“The quarantine period that passengers face when they return home is one of the main barriers to UK aviation’s recovery and testing can play a major role in reducing this”, he said.

“The Government should rapidly implement a testing regime so that the 14-day quarantine period can be shortened. This will help improve confidence amongst travellers and in turn put the aviation and aerospace sectors on a path towards recovery.”

Thousands of aviation jobs in the UK have also been lost due to the crisis, with airlines cutting down on staff in preparation for a future of smaller entities.

Many cuts will come from manufacturing giants such as Airbus and Rolls-Royce, which have had to lay off thousands of workers amid the downtunrn in demand.

Read more: UK airports losing £83m a week due to coronavirus

By June, union Unite estimated that 12,000 jobs had already been lost in a sector that supports around 110,000.

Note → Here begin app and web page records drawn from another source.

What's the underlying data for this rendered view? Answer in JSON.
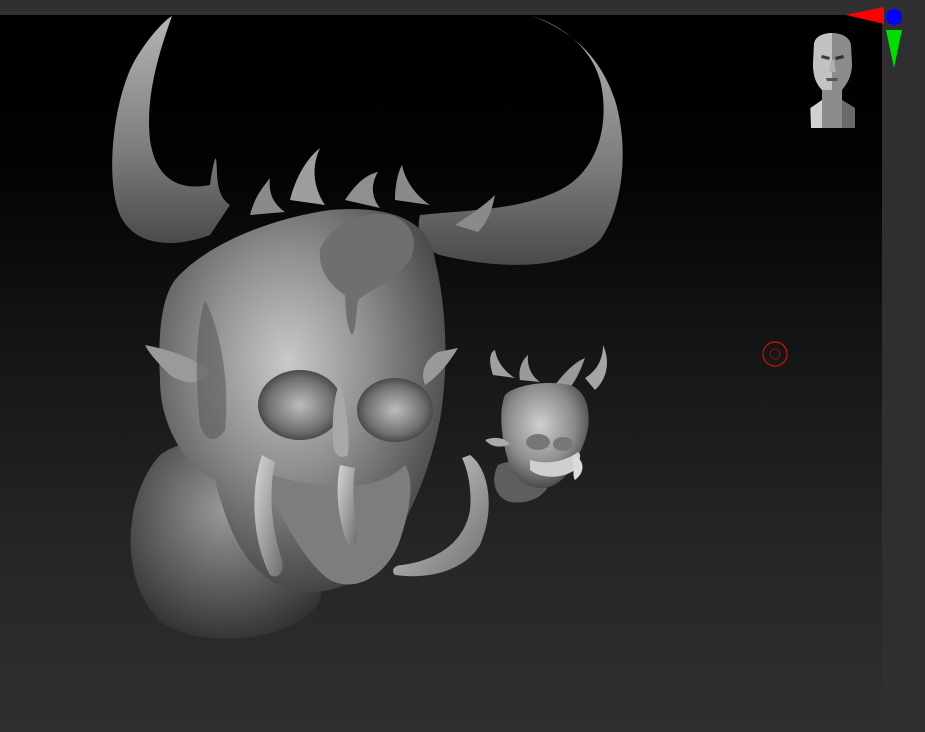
{
  "app": {
    "title": ""
  },
  "viewport": {
    "background_top": "#000000",
    "background_bottom": "#2f2f2f",
    "objects": [
      {
        "name": "demon-skull-sculpt-large"
      },
      {
        "name": "demon-skull-sculpt-small"
      }
    ]
  },
  "navigation": {
    "axis_colors": {
      "x": "#ff0000",
      "y": "#00dd00",
      "z": "#0000ff"
    },
    "orientation_icon": "head-orientation-icon"
  },
  "cursor": {
    "icon": "brush-target-ring-icon",
    "color": "#cc1111"
  }
}
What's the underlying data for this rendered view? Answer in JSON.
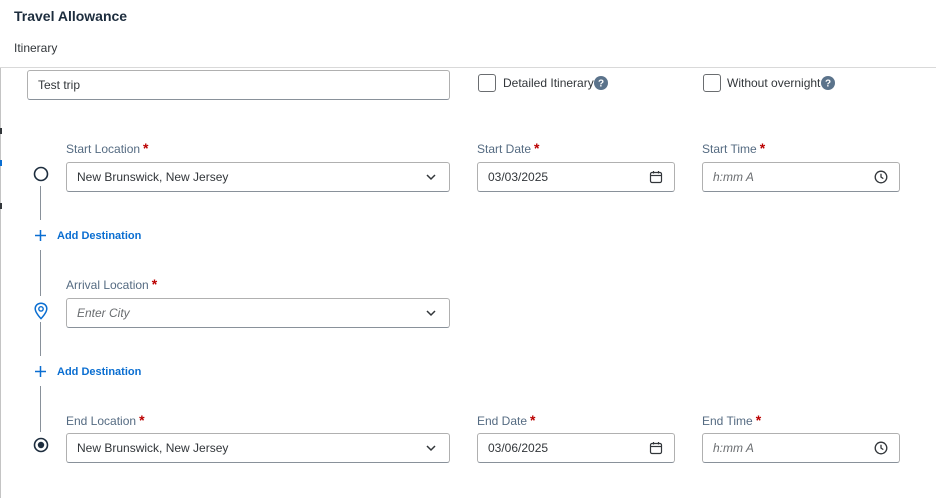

More widely, the industry supports around 1.2m jobs directly and indirectly across the country.